If you're seeing this message, it means we're having trouble loading external resources on our website.

If you're behind a web filter, please make sure that the domains *.kastatic.org and *.kasandbox.org are unblocked.

# Interpreting y-intercept in regression model

AP.STATS:
DAT‑1 (EU)
,
DAT‑1.G (LO)
,
DAT‑1.G.3 (EK)
,
DAT‑1.H (LO)
,
DAT‑1.H.3 (EK)

## Video transcript

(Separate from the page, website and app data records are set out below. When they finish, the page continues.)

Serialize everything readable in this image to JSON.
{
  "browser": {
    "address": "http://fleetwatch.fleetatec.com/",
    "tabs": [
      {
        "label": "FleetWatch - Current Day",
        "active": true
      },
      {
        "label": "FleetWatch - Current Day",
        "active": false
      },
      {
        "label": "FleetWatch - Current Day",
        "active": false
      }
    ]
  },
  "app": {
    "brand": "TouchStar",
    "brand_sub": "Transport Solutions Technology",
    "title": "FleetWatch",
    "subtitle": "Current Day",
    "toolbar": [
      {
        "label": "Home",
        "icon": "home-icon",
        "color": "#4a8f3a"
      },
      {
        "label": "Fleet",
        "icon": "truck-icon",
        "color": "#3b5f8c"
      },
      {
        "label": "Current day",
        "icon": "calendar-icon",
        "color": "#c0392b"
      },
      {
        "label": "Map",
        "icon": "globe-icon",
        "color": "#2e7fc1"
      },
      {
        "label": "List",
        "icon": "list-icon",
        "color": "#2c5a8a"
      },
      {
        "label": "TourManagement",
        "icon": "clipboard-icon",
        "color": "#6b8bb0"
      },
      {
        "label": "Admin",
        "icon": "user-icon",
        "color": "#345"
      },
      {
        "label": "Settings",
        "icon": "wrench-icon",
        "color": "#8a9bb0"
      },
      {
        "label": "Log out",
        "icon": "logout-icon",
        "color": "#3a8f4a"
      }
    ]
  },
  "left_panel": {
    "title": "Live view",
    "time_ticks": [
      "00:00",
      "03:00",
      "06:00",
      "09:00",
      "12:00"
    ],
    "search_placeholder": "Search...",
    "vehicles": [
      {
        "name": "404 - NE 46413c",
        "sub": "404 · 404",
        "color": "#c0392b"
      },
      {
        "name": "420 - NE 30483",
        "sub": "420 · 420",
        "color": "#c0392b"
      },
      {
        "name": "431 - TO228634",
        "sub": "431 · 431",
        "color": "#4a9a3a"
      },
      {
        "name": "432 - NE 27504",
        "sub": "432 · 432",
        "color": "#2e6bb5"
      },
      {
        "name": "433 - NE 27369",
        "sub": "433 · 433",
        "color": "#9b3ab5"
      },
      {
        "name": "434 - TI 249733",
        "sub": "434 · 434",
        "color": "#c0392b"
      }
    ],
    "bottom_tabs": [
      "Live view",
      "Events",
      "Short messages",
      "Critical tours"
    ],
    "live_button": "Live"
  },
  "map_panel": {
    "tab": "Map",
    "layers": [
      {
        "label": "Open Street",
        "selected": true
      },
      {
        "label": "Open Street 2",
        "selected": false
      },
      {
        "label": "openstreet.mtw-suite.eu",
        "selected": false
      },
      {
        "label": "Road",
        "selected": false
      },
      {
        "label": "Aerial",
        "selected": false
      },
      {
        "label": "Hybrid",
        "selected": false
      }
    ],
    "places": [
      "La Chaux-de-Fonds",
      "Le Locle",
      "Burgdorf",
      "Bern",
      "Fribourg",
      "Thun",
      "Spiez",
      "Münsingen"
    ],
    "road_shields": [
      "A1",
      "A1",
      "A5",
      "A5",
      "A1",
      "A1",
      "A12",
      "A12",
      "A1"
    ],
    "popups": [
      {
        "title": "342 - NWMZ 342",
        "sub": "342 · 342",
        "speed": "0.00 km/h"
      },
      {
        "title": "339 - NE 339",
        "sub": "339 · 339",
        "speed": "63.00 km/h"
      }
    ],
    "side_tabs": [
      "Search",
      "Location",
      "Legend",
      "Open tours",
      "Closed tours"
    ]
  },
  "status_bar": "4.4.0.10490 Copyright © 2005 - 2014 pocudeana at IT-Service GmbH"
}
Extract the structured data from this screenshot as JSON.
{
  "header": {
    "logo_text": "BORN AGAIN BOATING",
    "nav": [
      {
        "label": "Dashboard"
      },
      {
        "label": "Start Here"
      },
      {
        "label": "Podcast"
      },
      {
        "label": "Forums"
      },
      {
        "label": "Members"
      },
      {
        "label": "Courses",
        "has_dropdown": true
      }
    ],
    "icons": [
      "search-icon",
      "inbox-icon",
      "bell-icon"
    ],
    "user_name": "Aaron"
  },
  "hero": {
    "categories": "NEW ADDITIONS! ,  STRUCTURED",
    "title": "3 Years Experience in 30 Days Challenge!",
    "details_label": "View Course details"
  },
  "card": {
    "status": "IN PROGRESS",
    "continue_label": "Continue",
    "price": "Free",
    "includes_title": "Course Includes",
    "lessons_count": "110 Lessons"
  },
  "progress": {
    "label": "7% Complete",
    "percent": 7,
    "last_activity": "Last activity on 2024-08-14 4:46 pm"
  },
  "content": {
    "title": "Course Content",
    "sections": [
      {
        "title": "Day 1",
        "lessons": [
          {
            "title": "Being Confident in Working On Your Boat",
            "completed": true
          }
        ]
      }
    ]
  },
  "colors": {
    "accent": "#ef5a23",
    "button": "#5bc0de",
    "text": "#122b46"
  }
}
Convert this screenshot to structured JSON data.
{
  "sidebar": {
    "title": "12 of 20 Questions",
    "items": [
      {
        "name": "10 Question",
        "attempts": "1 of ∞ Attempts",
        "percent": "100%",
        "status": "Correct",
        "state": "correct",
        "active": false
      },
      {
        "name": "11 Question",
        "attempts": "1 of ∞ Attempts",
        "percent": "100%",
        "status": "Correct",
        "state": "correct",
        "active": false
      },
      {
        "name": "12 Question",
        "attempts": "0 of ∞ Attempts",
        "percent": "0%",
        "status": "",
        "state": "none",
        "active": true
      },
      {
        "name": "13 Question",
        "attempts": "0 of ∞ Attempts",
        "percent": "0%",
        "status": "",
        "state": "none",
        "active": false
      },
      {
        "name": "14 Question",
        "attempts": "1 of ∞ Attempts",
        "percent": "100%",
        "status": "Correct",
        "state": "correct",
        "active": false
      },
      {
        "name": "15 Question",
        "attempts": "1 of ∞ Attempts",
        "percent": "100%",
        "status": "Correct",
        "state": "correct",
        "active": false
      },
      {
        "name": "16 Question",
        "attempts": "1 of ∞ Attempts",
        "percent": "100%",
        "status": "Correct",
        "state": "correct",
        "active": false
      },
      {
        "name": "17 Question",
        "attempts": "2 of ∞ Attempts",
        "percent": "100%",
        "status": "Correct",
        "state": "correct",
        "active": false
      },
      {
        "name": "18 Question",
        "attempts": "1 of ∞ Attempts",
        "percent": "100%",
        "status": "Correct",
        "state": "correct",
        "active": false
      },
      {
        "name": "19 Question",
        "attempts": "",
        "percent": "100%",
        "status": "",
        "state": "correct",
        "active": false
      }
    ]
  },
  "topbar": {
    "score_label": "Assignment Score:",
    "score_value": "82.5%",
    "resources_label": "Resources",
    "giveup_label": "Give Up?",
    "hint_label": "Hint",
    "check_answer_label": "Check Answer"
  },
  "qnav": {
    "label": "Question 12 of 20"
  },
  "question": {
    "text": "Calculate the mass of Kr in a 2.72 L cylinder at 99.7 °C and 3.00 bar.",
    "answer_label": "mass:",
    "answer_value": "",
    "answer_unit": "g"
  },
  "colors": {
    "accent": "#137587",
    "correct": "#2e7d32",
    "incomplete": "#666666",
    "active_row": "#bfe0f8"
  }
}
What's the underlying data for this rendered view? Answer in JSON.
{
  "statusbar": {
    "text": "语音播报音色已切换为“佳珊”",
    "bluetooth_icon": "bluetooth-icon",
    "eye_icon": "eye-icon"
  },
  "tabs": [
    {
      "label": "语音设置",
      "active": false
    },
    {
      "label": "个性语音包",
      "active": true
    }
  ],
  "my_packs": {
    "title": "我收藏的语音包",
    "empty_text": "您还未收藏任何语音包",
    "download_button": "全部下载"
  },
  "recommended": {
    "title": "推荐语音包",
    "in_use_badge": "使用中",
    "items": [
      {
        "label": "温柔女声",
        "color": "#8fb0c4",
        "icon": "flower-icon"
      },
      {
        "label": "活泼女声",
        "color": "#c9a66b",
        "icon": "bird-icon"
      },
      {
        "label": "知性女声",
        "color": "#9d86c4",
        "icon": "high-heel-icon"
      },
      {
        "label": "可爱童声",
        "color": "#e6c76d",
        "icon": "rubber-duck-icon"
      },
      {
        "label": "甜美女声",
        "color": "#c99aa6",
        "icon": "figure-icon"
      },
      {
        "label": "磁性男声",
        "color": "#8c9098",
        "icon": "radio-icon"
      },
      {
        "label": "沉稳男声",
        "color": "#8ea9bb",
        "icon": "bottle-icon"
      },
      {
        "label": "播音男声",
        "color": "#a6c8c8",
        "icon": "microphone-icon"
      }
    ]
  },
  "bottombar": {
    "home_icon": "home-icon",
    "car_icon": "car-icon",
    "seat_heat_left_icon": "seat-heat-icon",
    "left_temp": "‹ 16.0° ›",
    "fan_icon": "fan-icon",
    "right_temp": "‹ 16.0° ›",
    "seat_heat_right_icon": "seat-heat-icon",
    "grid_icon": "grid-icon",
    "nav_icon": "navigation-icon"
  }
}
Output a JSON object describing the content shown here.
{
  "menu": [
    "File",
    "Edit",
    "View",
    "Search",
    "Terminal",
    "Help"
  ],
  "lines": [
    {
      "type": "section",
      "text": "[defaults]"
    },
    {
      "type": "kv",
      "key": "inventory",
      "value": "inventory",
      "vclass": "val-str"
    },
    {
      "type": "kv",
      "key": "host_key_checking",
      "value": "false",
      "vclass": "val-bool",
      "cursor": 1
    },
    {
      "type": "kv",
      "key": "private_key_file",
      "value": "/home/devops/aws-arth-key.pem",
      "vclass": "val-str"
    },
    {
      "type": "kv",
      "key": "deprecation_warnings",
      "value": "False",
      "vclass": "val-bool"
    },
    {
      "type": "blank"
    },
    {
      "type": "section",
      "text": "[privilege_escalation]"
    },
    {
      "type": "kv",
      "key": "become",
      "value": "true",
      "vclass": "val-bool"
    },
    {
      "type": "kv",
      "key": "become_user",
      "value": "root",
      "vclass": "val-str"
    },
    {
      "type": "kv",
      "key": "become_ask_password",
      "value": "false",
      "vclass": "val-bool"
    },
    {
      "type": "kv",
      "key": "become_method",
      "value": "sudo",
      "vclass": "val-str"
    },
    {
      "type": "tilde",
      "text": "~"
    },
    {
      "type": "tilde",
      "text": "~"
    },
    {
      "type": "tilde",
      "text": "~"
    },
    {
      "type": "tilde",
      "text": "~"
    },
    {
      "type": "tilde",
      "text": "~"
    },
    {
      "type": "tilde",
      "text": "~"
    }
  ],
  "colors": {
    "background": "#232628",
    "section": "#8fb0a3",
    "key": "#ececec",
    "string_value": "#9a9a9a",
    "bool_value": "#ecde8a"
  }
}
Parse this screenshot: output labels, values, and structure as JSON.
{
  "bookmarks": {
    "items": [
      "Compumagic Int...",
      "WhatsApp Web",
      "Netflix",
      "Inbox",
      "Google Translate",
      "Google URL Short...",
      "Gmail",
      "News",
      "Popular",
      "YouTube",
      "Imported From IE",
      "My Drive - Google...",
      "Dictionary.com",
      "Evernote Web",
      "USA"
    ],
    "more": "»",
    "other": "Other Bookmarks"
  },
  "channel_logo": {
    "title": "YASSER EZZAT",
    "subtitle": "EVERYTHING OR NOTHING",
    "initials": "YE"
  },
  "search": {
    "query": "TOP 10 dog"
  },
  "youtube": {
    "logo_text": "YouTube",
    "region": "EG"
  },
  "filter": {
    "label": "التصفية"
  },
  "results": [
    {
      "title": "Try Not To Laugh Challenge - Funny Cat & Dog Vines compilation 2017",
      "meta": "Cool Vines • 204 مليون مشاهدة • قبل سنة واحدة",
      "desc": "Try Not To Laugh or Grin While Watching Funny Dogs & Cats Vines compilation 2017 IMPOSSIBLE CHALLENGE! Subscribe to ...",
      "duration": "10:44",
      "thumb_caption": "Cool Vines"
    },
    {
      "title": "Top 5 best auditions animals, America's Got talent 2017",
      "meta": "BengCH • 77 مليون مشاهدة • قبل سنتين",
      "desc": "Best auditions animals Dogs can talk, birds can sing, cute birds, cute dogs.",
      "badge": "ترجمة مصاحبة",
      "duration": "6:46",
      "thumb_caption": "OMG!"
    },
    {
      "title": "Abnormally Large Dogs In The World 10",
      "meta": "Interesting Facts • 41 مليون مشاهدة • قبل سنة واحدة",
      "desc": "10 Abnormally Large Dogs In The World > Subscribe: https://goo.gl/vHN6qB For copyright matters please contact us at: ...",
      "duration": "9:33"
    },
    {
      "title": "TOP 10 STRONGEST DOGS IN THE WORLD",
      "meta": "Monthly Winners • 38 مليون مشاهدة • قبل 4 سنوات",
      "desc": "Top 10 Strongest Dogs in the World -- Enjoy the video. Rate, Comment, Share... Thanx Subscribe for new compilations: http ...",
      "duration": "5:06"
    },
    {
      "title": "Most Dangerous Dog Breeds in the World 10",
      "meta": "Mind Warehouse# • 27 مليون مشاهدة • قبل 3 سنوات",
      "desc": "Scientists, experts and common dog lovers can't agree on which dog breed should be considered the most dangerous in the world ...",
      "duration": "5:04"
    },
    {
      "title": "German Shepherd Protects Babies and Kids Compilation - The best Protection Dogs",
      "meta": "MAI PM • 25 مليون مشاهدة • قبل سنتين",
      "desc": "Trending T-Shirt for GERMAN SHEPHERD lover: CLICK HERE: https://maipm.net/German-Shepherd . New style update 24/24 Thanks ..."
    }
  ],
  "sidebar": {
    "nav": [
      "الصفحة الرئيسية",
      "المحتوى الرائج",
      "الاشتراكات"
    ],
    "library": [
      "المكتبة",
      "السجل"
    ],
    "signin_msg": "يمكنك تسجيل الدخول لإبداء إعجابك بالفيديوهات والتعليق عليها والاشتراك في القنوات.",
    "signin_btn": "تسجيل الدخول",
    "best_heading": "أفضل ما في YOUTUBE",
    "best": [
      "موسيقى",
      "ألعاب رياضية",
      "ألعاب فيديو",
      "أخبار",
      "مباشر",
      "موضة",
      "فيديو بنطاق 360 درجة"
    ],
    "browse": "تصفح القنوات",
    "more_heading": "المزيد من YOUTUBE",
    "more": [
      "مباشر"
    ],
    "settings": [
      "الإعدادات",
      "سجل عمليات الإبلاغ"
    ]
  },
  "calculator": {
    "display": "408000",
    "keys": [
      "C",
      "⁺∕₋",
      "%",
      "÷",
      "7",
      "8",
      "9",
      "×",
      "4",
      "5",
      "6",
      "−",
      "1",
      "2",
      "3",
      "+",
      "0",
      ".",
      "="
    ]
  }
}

Andriana gathered data on different schools winning percentages and the average yearly salary of their head coaches and millions of dollars in the years 2000 to 2011 she then created the following scatter plot and trend line so this is salary and millions of dollars in the winning percentage and so here we have a coach who made over four million dollars and it looks like they won over eighty percent of their games then you have this coach over here who has a salary of a little over a million and a half dollars and they are winning over 85 percent and so each of one of these data points is a coach and it's plotting their salary or their winning percentage against their salary assuming the line correctly shows the trend in the data and it's a bit of an assumption there are some outliers here that are well away from the model and this isn't it it looks like there's a linear a positive linear correlation here but it's not super tight and there's a bunch of coaches right over here in the lower salary area going all the way from 20-something percent to over 60 percent assuming the line correctly shows the trend in the data what does it mean that the lies y-intercept is 39 well if you believe the model and the flu then a y-intercept of being 39 would be the model is saying that if someone makes no money that they could with zero dollars that they could win that the model would expect them to win 39 percent of their games which seems a little unrealistic because you would expect most coaches to get paid something but anyway let's see which of these choices actually describe that so that me look at the choices the average salary was 39 million dollars no no one on our chart made 39 million on average each million dollar increase in salary was associated with a 39 percent increase in winning percentage of that that would be something related to the slope and the slope was definitely not 39 the average winning percentage was 39% no that wasn't the case either the model indicates that teams with coaches who had a salary of 0 million dollars will average a winning percentage of approximately 39 percent yeah this is the closest statement to what we just said if you believe that model and that's a big if if you believe this model then this model says someone making zero dollars will get 39% and this is frankly why you have to be skeptical of models they're not going to be perfect especially at extreme cases oftentimes but who knows anyway hopefully you found that useful